“At its heart Tīramarama Way offers a unique and innovative urban experience where we tried to evoke a sense of the site’s natural heritage through fine detailing, integrated artwork (with help from artist Lisa Reihana)  and curated planting,” says Nathan. “We wanted to reveal the whakapapa of the place by drawing from the historic tidal/water edge beneath and the underlying geology of this once intertidal environment. The bold design focuses on a dynamic expression of water and light, capturing the site’s former inter-tidal condition and alluding to the cosmological navigational skills of early Maori mariners.”

Nathan says they did this by sandblasting more than 480,000 dots in the concrete to represent Auckland’s 1841 waterfront. “If you look from above you can see that the dots depict the coastline, like pixels in a photograph.
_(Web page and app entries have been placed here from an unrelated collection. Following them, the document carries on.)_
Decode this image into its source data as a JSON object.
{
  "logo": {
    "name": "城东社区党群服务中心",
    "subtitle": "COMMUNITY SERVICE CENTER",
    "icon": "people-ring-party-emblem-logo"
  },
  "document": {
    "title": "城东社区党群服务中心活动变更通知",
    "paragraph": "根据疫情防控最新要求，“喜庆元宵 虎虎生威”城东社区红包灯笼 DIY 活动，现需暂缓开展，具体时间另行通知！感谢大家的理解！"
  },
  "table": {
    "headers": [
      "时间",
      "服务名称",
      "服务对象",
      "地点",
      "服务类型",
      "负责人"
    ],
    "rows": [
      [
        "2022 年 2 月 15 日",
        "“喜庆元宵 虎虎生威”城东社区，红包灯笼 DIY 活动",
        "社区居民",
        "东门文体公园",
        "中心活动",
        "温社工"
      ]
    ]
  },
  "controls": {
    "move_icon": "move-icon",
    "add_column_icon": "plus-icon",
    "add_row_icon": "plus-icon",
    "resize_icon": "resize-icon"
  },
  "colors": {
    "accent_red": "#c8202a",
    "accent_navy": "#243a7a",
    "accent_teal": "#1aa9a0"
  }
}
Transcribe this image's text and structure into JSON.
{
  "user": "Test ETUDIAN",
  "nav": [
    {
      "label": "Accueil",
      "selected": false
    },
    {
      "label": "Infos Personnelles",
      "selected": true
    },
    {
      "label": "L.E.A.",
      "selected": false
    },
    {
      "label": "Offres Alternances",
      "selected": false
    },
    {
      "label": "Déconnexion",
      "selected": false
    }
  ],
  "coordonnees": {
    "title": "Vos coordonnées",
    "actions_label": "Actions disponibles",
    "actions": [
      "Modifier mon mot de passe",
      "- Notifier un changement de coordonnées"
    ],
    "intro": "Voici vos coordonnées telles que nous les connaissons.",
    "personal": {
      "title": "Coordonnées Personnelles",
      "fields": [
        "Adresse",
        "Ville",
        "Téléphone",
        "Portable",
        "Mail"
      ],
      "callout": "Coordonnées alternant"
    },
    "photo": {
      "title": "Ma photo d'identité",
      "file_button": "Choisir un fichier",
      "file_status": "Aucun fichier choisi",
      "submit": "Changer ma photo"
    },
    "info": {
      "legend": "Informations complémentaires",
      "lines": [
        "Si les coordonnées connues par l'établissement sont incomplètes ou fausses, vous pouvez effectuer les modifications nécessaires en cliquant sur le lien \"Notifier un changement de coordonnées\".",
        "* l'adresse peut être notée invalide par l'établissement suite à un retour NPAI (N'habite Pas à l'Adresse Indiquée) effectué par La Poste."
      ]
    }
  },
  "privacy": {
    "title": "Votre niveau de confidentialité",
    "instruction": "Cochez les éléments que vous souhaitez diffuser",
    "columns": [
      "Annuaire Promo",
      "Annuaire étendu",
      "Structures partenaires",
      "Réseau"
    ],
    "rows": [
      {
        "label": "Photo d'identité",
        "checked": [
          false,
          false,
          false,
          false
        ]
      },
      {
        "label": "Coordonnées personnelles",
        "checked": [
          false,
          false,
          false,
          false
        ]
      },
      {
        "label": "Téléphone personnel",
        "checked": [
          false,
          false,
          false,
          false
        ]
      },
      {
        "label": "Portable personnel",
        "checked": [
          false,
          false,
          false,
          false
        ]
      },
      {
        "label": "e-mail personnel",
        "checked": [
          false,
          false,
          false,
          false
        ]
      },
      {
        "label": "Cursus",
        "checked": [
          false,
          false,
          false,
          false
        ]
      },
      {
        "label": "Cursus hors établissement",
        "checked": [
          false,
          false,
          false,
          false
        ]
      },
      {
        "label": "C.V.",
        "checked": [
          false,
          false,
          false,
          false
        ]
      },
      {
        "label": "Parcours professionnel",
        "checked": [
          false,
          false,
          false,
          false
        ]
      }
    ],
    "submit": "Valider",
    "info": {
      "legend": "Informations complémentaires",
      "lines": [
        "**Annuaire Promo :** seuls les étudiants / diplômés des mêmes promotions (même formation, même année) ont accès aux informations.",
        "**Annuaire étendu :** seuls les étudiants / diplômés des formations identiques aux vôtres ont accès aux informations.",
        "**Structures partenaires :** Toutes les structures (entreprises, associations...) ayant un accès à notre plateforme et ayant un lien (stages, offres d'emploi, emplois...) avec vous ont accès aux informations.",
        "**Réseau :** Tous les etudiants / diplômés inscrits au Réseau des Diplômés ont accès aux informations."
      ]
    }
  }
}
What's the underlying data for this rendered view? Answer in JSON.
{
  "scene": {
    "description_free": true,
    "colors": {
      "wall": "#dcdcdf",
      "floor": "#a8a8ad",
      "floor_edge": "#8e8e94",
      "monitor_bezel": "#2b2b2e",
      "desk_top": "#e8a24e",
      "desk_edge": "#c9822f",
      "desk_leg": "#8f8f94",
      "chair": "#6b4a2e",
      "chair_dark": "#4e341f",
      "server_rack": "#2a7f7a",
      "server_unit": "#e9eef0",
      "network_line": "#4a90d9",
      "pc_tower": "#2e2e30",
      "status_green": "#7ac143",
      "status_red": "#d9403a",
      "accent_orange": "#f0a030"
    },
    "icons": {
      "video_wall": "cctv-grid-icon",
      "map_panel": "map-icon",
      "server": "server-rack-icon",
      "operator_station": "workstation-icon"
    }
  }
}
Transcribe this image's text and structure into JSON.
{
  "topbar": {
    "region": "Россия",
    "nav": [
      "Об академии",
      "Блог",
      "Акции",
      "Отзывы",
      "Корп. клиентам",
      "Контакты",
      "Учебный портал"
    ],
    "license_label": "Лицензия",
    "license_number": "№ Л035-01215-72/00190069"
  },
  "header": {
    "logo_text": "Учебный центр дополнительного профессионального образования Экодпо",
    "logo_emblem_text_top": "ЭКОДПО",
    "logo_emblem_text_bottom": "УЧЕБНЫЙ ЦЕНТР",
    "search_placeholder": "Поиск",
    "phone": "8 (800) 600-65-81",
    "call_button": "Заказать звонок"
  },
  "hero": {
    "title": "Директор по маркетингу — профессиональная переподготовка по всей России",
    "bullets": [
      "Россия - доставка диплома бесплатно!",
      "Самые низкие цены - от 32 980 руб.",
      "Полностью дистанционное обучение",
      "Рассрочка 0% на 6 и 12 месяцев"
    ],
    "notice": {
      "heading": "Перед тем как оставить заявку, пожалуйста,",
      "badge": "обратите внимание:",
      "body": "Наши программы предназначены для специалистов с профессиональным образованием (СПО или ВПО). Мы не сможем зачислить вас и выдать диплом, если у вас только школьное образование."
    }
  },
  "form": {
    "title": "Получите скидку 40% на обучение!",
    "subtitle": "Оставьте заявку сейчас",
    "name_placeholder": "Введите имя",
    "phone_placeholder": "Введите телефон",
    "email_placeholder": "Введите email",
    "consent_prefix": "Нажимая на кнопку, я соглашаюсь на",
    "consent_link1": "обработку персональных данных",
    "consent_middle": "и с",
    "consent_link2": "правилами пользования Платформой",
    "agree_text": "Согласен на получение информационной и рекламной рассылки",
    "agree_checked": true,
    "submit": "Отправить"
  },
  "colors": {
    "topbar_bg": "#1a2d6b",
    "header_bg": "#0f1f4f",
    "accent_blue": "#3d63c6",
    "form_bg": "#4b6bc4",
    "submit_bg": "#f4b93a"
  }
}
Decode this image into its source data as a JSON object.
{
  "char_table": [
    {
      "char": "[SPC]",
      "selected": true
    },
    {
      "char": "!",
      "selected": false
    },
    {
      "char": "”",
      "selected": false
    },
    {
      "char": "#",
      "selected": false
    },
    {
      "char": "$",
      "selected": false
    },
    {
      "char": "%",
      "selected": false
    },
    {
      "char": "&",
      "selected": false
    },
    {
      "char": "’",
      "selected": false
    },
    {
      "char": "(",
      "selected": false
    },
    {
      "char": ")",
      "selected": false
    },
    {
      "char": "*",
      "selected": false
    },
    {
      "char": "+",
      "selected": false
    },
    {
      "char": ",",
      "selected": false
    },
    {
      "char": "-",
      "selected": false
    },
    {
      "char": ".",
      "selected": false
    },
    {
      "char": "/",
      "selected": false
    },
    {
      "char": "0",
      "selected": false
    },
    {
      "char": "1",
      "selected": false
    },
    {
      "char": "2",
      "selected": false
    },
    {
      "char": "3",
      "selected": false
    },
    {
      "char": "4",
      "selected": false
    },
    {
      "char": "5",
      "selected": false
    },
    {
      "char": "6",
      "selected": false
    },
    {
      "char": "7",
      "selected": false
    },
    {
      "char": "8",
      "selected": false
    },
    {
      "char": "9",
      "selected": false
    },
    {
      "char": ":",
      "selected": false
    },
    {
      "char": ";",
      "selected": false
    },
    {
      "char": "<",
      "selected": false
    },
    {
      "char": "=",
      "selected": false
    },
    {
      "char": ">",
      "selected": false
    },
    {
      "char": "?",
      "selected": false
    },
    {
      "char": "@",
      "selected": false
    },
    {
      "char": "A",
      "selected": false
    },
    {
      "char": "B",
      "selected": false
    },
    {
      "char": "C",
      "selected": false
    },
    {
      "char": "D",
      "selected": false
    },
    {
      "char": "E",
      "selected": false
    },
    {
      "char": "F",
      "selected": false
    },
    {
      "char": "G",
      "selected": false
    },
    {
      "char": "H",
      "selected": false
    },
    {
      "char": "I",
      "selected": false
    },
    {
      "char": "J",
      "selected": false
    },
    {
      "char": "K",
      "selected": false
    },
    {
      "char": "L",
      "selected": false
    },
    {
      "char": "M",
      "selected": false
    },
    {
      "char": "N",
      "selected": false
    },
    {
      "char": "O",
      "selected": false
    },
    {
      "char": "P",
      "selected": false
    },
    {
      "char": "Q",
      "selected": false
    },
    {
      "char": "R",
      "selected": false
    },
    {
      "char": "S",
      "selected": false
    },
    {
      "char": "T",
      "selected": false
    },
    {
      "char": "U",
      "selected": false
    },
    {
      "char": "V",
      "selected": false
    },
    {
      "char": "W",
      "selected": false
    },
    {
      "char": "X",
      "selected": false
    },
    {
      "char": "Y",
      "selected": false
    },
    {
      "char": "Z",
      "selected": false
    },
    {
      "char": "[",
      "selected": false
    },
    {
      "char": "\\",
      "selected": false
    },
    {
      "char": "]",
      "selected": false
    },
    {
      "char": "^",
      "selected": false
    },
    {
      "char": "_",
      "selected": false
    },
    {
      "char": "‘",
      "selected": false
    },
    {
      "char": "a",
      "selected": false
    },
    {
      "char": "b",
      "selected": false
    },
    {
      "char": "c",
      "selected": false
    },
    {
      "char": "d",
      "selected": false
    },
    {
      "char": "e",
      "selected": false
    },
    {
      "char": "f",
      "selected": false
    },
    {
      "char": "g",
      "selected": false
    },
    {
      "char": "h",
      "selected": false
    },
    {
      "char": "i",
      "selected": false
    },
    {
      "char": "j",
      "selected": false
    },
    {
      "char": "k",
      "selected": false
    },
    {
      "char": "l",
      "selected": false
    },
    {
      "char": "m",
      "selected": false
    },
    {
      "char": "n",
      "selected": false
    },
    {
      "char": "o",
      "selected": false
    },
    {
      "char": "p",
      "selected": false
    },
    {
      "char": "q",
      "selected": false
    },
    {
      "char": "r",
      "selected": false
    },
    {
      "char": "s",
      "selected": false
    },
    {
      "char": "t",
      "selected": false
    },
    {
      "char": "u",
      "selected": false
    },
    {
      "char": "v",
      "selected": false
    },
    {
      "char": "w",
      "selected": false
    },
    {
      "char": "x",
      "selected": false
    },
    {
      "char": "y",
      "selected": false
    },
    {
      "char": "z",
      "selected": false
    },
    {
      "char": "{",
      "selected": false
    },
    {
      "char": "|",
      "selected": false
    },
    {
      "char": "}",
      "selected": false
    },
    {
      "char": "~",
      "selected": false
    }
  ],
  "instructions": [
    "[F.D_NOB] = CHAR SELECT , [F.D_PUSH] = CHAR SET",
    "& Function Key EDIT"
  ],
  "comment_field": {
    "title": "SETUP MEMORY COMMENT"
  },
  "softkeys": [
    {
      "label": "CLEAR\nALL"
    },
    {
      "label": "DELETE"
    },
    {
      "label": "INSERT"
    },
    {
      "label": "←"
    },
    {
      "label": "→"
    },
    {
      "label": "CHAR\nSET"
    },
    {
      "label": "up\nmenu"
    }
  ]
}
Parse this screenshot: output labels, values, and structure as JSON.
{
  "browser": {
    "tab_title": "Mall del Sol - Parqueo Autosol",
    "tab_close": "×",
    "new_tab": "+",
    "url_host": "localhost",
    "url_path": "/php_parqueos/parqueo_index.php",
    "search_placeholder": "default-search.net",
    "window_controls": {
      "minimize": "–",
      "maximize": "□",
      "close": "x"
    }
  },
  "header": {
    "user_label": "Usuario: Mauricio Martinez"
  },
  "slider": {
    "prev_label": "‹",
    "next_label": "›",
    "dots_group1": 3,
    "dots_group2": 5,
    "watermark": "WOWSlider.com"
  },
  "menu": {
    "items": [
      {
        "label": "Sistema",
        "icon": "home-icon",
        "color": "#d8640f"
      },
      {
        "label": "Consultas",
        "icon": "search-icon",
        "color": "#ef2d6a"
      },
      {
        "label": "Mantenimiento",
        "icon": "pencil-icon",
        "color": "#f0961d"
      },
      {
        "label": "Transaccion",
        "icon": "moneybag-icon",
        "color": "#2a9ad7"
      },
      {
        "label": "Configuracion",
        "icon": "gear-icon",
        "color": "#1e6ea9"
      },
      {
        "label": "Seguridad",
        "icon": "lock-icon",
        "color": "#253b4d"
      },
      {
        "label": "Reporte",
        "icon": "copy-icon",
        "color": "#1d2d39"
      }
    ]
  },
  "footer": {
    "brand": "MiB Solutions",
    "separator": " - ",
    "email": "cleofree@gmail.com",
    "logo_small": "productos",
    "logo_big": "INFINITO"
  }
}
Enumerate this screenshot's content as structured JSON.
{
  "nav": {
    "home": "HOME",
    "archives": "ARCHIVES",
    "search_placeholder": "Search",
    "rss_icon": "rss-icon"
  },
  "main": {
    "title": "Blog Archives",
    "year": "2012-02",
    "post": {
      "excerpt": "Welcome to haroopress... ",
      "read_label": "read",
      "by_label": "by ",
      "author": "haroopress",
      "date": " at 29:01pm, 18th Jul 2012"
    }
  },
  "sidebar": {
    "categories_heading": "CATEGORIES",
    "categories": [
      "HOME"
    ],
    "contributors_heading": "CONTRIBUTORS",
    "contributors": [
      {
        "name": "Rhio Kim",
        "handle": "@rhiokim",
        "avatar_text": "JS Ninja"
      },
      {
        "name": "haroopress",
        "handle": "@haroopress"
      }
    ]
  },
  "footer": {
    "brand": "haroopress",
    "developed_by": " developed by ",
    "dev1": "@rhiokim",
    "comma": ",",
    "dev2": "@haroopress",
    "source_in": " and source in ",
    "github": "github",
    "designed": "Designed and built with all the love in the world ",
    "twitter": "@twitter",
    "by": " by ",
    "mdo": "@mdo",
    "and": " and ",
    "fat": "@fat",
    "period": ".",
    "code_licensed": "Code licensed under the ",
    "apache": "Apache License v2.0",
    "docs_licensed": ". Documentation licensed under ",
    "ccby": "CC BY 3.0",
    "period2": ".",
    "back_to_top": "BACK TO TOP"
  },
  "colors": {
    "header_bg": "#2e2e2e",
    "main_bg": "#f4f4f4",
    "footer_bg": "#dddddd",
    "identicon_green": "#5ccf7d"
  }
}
Lisa created some coastal photographic studies that we developed into the site wide, dot graphic that abstractly recalls the former shoreline. We used about 10 very large 3m x 1m stencils which we laid over about 15m of the concrete at a time and then sandblasted it creating the dot pattern we now have. There is also a light display above the lane that maps stars and constellations important to Māori astronomy, including Te Punga – Southern Cross, and Matariki."

“We have worked with Firth on all sorts of projects over the years and know them very well,” adds Nathan. “They have assisted with sustainability with the use of concrete mixes which include 10% repurposed, Flyash, and the use of locally sourced Hunua stone as the main aggregate in the street’s concrete elements. They also supplied 100s and 100s of grey masonry blocks that you can’t even see as they have been used to create a drain just below street level, as the water table is very high there, to drain away stormwater.”

Nathan says the next phase of construction will see the laneway extended from Daldy Street to Beaumont Street where the design theme will be continued.

Principal: Panuka Development

Lead Consultant & Landscape Architect: Wraight & Associates Ltd

Artist: Lisa Reihana

Main Contractor: Downer NZ 

Subcontractors: CONTRAX and H2O ENGINEERING 

Location: Tīramarama Way, Wynyard Quarter

Product: Firth Certified® Concrete – low carbon concrete

Photography: Nathan Young, Wraight & Associates

Get in touch with
Firth

Request pricing/info
Visit website
Done tagging
Full screen